The other question is what the Attentat might have actually entailed, in what circumstance he might have encountered the man. In the current modern climate, trying to root out sexual harassment in the workplace, just unwanted touching, which is indeed unethical and wrong, is culpable enough to sometimes be lumped together in a broad category called abuse, and to an inexperienced young man might indeed have been an emotional shock. But legally, in many jurisdictions, there has traditionally been a difference between mere unwanted contact and the more serious offense of abuse involving force or violent restraint; and yet another difference if the abuse involves penetration, i.e., rape. (Interesting that several of these aspects are currently in the background of the news surrounding accusations against Catholic clergy.

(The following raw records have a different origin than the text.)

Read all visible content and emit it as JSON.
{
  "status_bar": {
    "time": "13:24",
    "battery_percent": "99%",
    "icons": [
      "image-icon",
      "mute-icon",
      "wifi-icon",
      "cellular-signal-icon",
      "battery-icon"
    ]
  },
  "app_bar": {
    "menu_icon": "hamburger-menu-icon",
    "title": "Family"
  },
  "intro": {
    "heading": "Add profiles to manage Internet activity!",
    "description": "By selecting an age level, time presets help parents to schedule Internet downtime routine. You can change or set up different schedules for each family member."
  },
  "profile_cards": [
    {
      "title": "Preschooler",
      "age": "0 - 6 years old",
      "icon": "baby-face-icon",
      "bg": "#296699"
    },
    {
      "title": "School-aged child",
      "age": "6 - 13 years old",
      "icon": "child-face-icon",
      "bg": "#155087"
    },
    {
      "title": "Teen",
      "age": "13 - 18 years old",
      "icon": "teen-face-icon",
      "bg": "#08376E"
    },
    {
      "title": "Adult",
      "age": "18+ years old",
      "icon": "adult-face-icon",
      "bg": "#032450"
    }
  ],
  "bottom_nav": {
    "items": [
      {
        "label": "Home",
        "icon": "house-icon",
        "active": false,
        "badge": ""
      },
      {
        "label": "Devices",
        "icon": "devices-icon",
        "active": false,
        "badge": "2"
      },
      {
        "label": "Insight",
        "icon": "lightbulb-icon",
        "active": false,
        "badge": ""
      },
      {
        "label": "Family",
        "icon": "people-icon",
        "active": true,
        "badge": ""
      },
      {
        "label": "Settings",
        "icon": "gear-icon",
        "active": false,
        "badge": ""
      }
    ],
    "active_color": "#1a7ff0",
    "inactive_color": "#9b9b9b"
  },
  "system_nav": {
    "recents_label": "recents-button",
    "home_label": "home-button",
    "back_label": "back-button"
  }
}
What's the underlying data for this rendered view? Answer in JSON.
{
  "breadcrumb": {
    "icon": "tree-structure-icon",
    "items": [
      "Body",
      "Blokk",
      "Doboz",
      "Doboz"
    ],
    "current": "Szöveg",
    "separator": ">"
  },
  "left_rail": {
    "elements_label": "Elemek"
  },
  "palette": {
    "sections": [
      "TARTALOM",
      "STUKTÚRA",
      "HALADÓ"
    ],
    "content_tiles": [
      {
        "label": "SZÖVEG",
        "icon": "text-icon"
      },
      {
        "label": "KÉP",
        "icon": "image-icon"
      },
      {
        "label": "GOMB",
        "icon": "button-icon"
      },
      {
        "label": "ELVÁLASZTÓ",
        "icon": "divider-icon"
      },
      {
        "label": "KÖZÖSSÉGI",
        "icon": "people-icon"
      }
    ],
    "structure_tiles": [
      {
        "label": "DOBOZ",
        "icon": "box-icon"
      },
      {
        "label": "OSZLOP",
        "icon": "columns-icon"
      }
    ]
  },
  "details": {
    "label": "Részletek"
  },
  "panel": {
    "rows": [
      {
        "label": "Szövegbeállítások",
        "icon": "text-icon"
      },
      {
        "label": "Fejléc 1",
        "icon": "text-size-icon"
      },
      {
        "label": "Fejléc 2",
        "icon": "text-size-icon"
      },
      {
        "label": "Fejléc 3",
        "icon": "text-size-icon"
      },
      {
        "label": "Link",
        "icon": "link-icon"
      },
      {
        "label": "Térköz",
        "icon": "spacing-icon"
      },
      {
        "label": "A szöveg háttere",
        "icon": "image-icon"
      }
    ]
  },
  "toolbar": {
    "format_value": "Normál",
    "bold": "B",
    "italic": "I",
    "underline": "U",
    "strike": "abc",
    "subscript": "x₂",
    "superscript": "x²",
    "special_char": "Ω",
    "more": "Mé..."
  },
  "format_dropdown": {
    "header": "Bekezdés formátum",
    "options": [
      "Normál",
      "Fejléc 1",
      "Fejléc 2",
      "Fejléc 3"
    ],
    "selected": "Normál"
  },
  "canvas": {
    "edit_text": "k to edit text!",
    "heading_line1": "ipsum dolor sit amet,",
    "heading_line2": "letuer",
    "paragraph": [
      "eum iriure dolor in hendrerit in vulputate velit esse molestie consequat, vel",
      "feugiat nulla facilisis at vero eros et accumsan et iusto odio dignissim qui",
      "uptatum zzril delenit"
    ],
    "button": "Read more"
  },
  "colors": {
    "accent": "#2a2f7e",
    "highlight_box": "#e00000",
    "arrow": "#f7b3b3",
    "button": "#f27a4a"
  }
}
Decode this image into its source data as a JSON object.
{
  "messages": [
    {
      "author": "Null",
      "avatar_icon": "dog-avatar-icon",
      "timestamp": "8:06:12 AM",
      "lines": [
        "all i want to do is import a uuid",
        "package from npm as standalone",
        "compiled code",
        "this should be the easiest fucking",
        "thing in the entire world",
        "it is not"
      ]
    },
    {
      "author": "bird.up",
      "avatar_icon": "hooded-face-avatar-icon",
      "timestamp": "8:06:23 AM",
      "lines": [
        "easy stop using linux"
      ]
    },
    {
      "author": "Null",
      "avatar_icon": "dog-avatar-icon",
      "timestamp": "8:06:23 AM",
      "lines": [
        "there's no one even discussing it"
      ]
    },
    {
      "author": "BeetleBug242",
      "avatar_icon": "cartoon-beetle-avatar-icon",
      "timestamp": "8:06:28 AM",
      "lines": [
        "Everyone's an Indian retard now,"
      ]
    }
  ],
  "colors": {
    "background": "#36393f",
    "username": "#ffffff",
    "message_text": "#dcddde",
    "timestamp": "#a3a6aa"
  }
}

It does make a difference whether the victims were younger children, who would be more subject to psychological threats, and whether there might have ever been an element of consent on the part of some older teenagers or young adults. But precisely those details may vary from case to case in a way that generalizations in the news simply can't cover or even know.)
But anyway, since the word 'Attentat' actually seems uncommon for any of those possibilities, it's hard for me to guess what exactly he might have meant by it. LEO translates it only with phrases including the word 'assassination,' i.e., murder of a famous person, which matches the modern Duden definition. It seems unlikely that it literally felt to him like an attempted murder, and while he always had a healthy ego, it also seems unlikely that he was so megalomaniacal as to imagine that he was famous.
Could he have had in mind some older sense of the word, like 'versuchtes Verbrechen' in Duden? How much older was that?
Or could he have simply been alluding to the idiom, which Duden defines only as wanting something particular from someone? That might actually be more plausible, using a consciously overstated, humorous word for something that might have seemed huge at the time, but considerably less earth-shattering looking back from adulthood, perhaps decades later.
And what about 'unterliegen'? That also seems unusually, er, vivid in this particular context, though I can't think of any way to translate it literally enough to get that aspect across. Maybe something like 'I was subject to / subjected to an attack'? Could the image of lying under the man also fit with a witty retelling, making light of the incident, or appearing to make light of it in retrospect, in order to impress Freud with his urbanity? Or should we simply take it as a clue that the original event was indeed more serious, and therefore more traumatic, than just being propositioned or felt up?
Sorry, I realize none of that actually answers the question of how to translate it more vividly. If the exact wording matters so much, maybe it deserves a discussion in a footnote.